I write a weekly book review for the Daily News of Galveston County. (It is not the biggest daily newspaper in Texas, but it is the oldest.) After my review appears on Sunday, I post the previous week’s review here on Sunday.... [Read More]


Book Review: Churchill: Walking with Destiny

“Churchill” by Andrew RobertsAt the point that Andrew Roberts sat down to write a new biography of Winston Churchill, there were a total of 1009 biographies of the man in print, examining every aspect of his life from a multitude of viewpoints. Works include the encyclopedic three-volume The Last Lion by William Manchester and Paul Reid, and Roy Jenkins’ single-volume Churchill: A Biography, which concentrates on Churchill’s political career. Such books may seem to many readers to say just about everything about Churchill there is to be said from the abundant documentation available for his life. What could a new biography possibly add to the story?

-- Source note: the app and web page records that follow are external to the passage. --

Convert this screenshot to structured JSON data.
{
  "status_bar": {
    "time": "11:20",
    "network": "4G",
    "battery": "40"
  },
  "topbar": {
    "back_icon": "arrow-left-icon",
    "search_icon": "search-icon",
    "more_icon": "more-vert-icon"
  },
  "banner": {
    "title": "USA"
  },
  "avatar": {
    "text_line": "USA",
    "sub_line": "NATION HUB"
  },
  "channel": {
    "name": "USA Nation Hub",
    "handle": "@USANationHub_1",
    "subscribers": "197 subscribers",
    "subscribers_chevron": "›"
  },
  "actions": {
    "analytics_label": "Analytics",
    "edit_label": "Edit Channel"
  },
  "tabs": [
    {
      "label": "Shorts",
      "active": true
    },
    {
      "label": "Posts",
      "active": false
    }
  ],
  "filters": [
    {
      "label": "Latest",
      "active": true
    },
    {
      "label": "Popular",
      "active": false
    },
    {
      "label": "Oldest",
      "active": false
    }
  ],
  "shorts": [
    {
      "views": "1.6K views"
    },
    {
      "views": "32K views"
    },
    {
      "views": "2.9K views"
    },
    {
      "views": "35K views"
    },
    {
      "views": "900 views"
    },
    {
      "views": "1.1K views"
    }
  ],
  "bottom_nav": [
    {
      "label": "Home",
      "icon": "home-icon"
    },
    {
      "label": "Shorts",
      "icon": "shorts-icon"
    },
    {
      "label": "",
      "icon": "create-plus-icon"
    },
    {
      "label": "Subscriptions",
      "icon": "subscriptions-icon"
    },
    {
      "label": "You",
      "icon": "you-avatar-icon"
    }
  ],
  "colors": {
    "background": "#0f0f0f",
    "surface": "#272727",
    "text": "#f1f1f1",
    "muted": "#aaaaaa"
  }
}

As the author demonstrates in this magnificent and weighty book (1152 pages, 982 of main text), a great deal. Earlier Churchill biographers laboured under the constraint that many of Churchill’s papers from World War II and the postwar era remained under the seal of official secrecy. These included the extensive notes taken by King George VI during his weekly meetings with the Prime Minister during the war and recorded in his personal diary. The classified documents were made public only fifty years after the end of the war, and the King’s wartime diaries were made available to the author by special permission granted by the King’s daughter, Queen Elizabeth II.... [Read More]


Book Review: Savrola

“Savrola” by Winston S. ChurchillIn 1897, the young (23 year old) Winston Churchill, on an ocean voyage from Britain to India to rejoin the army in the Malakand campaign of 1897, turned his pen to fiction and began this, his first and only novel. He set the work aside to write The Story of the Malakand Field Force, an account of the fighting and his first published work of non-fiction, then returned to the novel, completing it in 1898. It was serialised in Macmillan’s Magazine in that year. (Churchill’s working title, Affairs of State, was changed by the magazine’s editors to Savrola, the name of a major character in the story.) The novel was subsequently published as book under that title in 1900.

The story takes place in the fictional Mediterranean country of Laurania, where five years before the events chronicled here, a destructive civil war had ended with General Antonio Molara taking power as President and ruling as a dictator with the support of the military forces he commanded in the war. Prior to the conflict, Laurania had a long history as a self-governing republic, and unrest was growing as more and more of the population demanded a return to parliamentary rule. Molara announced that elections would be held for a restored parliament under the original constitution.... [Read More]


On Churchill’s Darkest Hour, and Ours

On Monday evening I took the time to watch Darkest Hour, wherein Gary Oldman gives an epic performance as Winston Churchill during the days and weeks after he rose to the prime ministership on May 10, 1940. Toward the end of the film, there was a scene where Churchill decides to ride the London Underground to Westminster. While on the subway, he speaks with a woman carrying a five-month old baby on her lap. Now while that woman and her baby were likely fictional, it struck me that were that baby still alive today, he would be five months younger than my own father, who turns 79 next month.

As William Faulkner wrote in Requiem for a Nun, “The past is never dead. It’s not even past.”... [Read More]